To do – The response must contain all of the entries, each one repeated exactly.

Supplied entries –
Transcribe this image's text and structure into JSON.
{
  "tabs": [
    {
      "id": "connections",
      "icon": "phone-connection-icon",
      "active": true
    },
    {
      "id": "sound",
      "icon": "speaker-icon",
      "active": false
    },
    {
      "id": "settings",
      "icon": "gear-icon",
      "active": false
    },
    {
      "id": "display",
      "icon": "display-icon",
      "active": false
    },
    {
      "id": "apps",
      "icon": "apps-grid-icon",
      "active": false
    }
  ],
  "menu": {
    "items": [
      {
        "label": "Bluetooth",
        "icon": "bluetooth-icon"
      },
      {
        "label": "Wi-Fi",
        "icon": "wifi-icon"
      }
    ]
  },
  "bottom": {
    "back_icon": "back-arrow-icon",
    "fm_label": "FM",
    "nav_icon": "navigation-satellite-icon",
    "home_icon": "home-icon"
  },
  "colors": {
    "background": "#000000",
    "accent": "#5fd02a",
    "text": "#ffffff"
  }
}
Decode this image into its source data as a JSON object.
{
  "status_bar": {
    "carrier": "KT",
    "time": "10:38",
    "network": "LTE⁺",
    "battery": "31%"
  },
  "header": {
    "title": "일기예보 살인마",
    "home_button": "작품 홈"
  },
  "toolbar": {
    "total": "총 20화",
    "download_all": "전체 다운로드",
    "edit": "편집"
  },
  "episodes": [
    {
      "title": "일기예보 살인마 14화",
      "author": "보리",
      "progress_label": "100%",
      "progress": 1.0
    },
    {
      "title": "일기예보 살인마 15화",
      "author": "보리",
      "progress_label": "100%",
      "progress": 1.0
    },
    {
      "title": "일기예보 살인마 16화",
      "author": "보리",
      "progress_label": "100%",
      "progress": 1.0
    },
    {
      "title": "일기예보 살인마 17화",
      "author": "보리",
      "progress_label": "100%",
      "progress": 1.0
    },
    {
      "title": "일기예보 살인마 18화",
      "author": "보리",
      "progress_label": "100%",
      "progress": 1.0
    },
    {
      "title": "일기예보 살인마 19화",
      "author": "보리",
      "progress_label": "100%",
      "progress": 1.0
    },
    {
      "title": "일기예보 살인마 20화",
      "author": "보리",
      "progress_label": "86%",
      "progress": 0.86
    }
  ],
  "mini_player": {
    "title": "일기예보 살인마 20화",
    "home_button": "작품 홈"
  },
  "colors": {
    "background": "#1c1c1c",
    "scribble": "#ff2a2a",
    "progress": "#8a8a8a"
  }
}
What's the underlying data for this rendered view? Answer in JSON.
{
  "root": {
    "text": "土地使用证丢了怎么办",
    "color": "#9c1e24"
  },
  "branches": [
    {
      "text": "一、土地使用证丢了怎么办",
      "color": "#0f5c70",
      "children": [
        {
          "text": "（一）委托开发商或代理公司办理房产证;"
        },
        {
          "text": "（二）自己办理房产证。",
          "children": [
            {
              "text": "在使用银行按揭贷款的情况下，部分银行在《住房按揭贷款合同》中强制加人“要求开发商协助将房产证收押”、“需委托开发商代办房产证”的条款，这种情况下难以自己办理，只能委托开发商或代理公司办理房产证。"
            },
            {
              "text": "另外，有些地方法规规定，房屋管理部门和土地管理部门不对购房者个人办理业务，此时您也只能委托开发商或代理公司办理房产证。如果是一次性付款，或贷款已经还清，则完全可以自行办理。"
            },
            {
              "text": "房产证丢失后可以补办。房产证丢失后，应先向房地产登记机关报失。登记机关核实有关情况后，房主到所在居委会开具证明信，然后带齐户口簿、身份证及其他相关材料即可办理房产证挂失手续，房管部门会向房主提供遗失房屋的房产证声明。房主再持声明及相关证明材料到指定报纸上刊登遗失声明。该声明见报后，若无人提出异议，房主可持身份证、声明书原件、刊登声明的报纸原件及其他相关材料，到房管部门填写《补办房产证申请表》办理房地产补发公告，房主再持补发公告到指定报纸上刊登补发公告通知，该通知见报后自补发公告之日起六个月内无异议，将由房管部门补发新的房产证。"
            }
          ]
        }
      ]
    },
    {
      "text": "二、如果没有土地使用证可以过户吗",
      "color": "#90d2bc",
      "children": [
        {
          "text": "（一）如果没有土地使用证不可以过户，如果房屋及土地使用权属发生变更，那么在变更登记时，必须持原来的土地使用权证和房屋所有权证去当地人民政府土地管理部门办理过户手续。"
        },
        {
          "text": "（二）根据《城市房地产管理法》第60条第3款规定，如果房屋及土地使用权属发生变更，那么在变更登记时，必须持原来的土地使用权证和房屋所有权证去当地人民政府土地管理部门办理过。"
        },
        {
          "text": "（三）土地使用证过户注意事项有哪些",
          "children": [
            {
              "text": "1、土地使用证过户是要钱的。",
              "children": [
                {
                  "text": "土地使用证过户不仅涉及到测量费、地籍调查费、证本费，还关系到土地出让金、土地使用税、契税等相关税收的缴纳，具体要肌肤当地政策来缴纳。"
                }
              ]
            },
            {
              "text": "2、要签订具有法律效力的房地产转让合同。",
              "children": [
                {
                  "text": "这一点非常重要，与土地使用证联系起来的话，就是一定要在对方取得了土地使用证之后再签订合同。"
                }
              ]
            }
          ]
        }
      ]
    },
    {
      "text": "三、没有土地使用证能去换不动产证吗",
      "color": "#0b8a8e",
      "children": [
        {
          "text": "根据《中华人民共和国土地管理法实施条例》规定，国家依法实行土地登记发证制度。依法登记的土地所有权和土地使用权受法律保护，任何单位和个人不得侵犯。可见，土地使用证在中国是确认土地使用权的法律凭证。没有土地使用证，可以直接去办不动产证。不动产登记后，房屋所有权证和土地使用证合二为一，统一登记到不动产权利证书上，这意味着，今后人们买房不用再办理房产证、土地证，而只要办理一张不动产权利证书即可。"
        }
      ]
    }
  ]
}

Solution to the exercise –
Transcribe this image's text and structure into JSON.
{
  "tabs": [
    {
      "id": "connections",
      "icon": "phone-connection-icon",
      "active": true
    },
    {
      "id": "sound",
      "icon": "speaker-icon",
      "active": false
    },
    {
      "id": "settings",
      "icon": "gear-icon",
      "active": false
    },
    {
      "id": "display",
      "icon": "display-icon",
      "active": false
    },
    {
      "id": "apps",
      "icon": "apps-grid-icon",
      "active": false
    }
  ],
  "menu": {
    "items": [
      {
        "label": "Bluetooth",
        "icon": "bluetooth-icon"
      },
      {
        "label": "Wi-Fi",
        "icon": "wifi-icon"
      }
    ]
  },
  "bottom": {
    "back_icon": "back-arrow-icon",
    "fm_label": "FM",
    "nav_icon": "navigation-satellite-icon",
    "home_icon": "home-icon"
  },
  "colors": {
    "background": "#000000",
    "accent": "#5fd02a",
    "text": "#ffffff"
  }
}
Decode this image into its source data as a JSON object.
{
  "status_bar": {
    "carrier": "KT",
    "time": "10:38",
    "network": "LTE⁺",
    "battery": "31%"
  },
  "header": {
    "title": "일기예보 살인마",
    "home_button": "작품 홈"
  },
  "toolbar": {
    "total": "총 20화",
    "download_all": "전체 다운로드",
    "edit": "편집"
  },
  "episodes": [
    {
      "title": "일기예보 살인마 14화",
      "author": "보리",
      "progress_label": "100%",
      "progress": 1.0
    },
    {
      "title": "일기예보 살인마 15화",
      "author": "보리",
      "progress_label": "100%",
      "progress": 1.0
    },
    {
      "title": "일기예보 살인마 16화",
      "author": "보리",
      "progress_label": "100%",
      "progress": 1.0
    },
    {
      "title": "일기예보 살인마 17화",
      "author": "보리",
      "progress_label": "100%",
      "progress": 1.0
    },
    {
      "title": "일기예보 살인마 18화",
      "author": "보리",
      "progress_label": "100%",
      "progress": 1.0
    },
    {
      "title": "일기예보 살인마 19화",
      "author": "보리",
      "progress_label": "100%",
      "progress": 1.0
    },
    {
      "title": "일기예보 살인마 20화",
      "author": "보리",
      "progress_label": "86%",
      "progress": 0.86
    }
  ],
  "mini_player": {
    "title": "일기예보 살인마 20화",
    "home_button": "작품 홈"
  },
  "colors": {
    "background": "#1c1c1c",
    "scribble": "#ff2a2a",
    "progress": "#8a8a8a"
  }
}
What's the underlying data for this rendered view? Answer in JSON.
{
  "root": {
    "text": "土地使用证丢了怎么办",
    "color": "#9c1e24"
  },
  "branches": [
    {
      "text": "一、土地使用证丢了怎么办",
      "color": "#0f5c70",
      "children": [
        {
          "text": "（一）委托开发商或代理公司办理房产证;"
        },
        {
          "text": "（二）自己办理房产证。",
          "children": [
            {
              "text": "在使用银行按揭贷款的情况下，部分银行在《住房按揭贷款合同》中强制加人“要求开发商协助将房产证收押”、“需委托开发商代办房产证”的条款，这种情况下难以自己办理，只能委托开发商或代理公司办理房产证。"
            },
            {
              "text": "另外，有些地方法规规定，房屋管理部门和土地管理部门不对购房者个人办理业务，此时您也只能委托开发商或代理公司办理房产证。如果是一次性付款，或贷款已经还清，则完全可以自行办理。"
            },
            {
              "text": "房产证丢失后可以补办。房产证丢失后，应先向房地产登记机关报失。登记机关核实有关情况后，房主到所在居委会开具证明信，然后带齐户口簿、身份证及其他相关材料即可办理房产证挂失手续，房管部门会向房主提供遗失房屋的房产证声明。房主再持声明及相关证明材料到指定报纸上刊登遗失声明。该声明见报后，若无人提出异议，房主可持身份证、声明书原件、刊登声明的报纸原件及其他相关材料，到房管部门填写《补办房产证申请表》办理房地产补发公告，房主再持补发公告到指定报纸上刊登补发公告通知，该通知见报后自补发公告之日起六个月内无异议，将由房管部门补发新的房产证。"
            }
          ]
        }
      ]
    },
    {
      "text": "二、如果没有土地使用证可以过户吗",
      "color": "#90d2bc",
      "children": [
        {
          "text": "（一）如果没有土地使用证不可以过户，如果房屋及土地使用权属发生变更，那么在变更登记时，必须持原来的土地使用权证和房屋所有权证去当地人民政府土地管理部门办理过户手续。"
        },
        {
          "text": "（二）根据《城市房地产管理法》第60条第3款规定，如果房屋及土地使用权属发生变更，那么在变更登记时，必须持原来的土地使用权证和房屋所有权证去当地人民政府土地管理部门办理过。"
        },
        {
          "text": "（三）土地使用证过户注意事项有哪些",
          "children": [
            {
              "text": "1、土地使用证过户是要钱的。",
              "children": [
                {
                  "text": "土地使用证过户不仅涉及到测量费、地籍调查费、证本费，还关系到土地出让金、土地使用税、契税等相关税收的缴纳，具体要肌肤当地政策来缴纳。"
                }
              ]
            },
            {
              "text": "2、要签订具有法律效力的房地产转让合同。",
              "children": [
                {
                  "text": "这一点非常重要，与土地使用证联系起来的话，就是一定要在对方取得了土地使用证之后再签订合同。"
                }
              ]
            }
          ]
        }
      ]
    },
    {
      "text": "三、没有土地使用证能去换不动产证吗",
      "color": "#0b8a8e",
      "children": [
        {
          "text": "根据《中华人民共和国土地管理法实施条例》规定，国家依法实行土地登记发证制度。依法登记的土地所有权和土地使用权受法律保护，任何单位和个人不得侵犯。可见，土地使用证在中国是确认土地使用权的法律凭证。没有土地使用证，可以直接去办不动产证。不动产登记后，房屋所有权证和土地使用证合二为一，统一登记到不动产权利证书上，这意味着，今后人们买房不用再办理房产证、土地证，而只要办理一张不动产权利证书即可。"
        }
      ]
    }
  ]
}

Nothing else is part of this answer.